“There is absolutely no doubt in my mind that seed treatments do protect stand in cold, wet soils,” Robertson says. “I have demonstration plots and growth chamber work that clearly show this – plus there are a few scientific publications that report this. In good seedbed conditions (moist and above 60 degrees F), the benefits of a seed treatment may not be evident. However when soil temps drop below 60 degrees and germination and emergence is retarded, seed treatments become vital.

“However, just because a seed treatment is used doesn't mean a farmer is "in the clear" - what we are learning from our research is that seed treatments are not the silver bullet. Farmers still need to scout their fields and assess stand. If they do come across problem fields, its not that seed treatment didn't work, its just the conditions were favorable for a pathogen that the seed treatment was not very effective against.”

The 12-state soybean seedling disease research effort was funded by USDA’s National Institute of Food and Agriculture with matching funds by the United Soybean Board and the North Central Soybean Research Program It will also develop diagnostics for seedling diseases.

“Eventually this work should lead to better diagnostic tools,” Robertson notes.

The ultimate goal is better technology to see what is causing problems at the root level and how it can be controlled.

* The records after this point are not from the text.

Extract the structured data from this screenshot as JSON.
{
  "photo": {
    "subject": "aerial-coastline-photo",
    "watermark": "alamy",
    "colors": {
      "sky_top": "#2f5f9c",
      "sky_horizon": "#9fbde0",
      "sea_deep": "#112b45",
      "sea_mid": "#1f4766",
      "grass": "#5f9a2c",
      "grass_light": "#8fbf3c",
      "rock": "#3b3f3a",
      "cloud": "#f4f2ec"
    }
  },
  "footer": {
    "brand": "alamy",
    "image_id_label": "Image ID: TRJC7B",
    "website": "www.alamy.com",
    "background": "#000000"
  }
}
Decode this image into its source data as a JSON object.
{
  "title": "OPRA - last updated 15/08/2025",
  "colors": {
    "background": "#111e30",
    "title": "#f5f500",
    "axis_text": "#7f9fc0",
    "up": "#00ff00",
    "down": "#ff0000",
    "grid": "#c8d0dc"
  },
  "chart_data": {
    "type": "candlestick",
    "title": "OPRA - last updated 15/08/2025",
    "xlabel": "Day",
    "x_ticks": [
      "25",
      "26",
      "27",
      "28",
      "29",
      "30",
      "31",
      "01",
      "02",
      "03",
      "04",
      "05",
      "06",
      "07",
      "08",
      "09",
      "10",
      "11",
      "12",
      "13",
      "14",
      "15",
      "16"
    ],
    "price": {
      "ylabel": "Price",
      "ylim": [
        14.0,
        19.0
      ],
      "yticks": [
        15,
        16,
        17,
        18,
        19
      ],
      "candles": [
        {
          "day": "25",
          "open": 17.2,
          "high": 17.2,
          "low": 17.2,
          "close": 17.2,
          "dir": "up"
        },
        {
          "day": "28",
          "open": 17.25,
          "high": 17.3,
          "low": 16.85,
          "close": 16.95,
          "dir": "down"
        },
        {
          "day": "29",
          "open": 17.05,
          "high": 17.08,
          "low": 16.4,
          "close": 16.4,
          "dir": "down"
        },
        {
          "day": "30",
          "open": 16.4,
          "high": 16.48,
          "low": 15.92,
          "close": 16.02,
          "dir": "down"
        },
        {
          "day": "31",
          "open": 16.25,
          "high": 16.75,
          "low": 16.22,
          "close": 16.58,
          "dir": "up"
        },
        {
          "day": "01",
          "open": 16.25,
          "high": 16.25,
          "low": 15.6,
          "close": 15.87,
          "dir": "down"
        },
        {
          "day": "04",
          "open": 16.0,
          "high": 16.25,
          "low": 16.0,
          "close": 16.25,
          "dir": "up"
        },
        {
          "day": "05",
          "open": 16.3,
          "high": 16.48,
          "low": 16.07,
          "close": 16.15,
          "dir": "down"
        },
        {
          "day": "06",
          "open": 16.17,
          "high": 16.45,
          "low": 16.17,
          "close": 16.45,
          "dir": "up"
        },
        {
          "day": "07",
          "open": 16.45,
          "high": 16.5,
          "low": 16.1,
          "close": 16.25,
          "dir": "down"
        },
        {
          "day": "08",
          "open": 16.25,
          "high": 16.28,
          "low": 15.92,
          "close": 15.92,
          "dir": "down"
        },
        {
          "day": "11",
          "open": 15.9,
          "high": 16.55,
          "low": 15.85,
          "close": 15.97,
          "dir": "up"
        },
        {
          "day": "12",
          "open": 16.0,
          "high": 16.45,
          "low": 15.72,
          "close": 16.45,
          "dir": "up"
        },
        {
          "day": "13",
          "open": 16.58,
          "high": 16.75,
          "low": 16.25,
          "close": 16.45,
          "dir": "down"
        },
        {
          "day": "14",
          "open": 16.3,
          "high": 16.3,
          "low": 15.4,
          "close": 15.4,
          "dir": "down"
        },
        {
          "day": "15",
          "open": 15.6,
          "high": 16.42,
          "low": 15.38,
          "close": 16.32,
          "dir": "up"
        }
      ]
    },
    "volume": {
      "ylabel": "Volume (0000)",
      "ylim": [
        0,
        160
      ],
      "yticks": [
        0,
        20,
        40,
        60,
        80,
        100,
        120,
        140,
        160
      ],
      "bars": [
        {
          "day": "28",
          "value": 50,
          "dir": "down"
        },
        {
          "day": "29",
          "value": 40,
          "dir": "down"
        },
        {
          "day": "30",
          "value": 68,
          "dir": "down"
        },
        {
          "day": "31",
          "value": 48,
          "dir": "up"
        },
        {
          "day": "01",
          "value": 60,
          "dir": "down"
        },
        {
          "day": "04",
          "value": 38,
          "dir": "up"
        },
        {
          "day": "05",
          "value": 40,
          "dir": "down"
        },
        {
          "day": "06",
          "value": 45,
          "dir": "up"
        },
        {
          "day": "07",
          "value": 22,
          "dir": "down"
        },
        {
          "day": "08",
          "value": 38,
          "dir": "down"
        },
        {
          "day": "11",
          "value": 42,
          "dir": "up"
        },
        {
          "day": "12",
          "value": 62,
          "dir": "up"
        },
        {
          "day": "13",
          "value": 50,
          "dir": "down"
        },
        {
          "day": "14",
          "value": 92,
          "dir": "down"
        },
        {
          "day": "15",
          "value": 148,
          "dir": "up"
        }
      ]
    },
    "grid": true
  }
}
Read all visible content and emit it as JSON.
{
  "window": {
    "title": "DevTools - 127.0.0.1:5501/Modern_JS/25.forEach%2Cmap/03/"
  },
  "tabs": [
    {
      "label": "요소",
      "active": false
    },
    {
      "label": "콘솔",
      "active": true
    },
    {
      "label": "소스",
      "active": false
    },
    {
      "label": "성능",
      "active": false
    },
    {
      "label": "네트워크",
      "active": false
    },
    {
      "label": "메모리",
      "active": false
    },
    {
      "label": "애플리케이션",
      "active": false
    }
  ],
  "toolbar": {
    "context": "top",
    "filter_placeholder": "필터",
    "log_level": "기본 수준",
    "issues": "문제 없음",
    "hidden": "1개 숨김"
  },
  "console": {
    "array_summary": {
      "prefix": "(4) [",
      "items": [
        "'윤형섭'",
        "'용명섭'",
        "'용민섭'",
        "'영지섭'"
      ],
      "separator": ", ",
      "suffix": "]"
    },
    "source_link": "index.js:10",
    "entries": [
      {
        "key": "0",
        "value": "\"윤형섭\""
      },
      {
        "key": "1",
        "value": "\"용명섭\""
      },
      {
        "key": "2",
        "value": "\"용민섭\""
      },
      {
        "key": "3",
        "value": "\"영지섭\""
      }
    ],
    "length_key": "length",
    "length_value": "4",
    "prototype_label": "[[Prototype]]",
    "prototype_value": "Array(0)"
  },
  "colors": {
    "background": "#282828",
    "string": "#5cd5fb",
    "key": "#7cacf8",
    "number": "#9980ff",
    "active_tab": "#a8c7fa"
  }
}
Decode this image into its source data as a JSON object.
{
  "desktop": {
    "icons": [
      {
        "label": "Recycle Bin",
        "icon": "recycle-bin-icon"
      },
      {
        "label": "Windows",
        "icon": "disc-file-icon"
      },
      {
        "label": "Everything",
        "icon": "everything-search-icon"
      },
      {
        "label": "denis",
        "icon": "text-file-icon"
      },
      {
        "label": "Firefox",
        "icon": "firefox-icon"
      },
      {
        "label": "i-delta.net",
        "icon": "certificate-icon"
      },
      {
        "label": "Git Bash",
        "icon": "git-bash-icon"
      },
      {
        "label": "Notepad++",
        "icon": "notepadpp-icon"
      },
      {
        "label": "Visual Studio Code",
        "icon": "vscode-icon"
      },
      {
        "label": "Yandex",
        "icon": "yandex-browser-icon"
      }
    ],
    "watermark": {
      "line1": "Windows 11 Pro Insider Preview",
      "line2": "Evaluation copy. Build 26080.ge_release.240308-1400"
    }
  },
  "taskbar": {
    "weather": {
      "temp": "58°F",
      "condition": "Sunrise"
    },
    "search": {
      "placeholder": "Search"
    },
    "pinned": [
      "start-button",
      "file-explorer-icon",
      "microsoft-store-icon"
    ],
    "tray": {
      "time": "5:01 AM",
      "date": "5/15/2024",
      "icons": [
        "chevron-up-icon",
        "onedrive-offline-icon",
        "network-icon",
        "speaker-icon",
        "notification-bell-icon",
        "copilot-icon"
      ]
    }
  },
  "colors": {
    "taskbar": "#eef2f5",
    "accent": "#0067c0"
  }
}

“With seed getting more and more expensive, the question is how you make sure every seed you plant becomes productive,” Robertson says. “A single fungicide won’t control all types of pathogens.”

Get more information on resistant races of Phytophthora.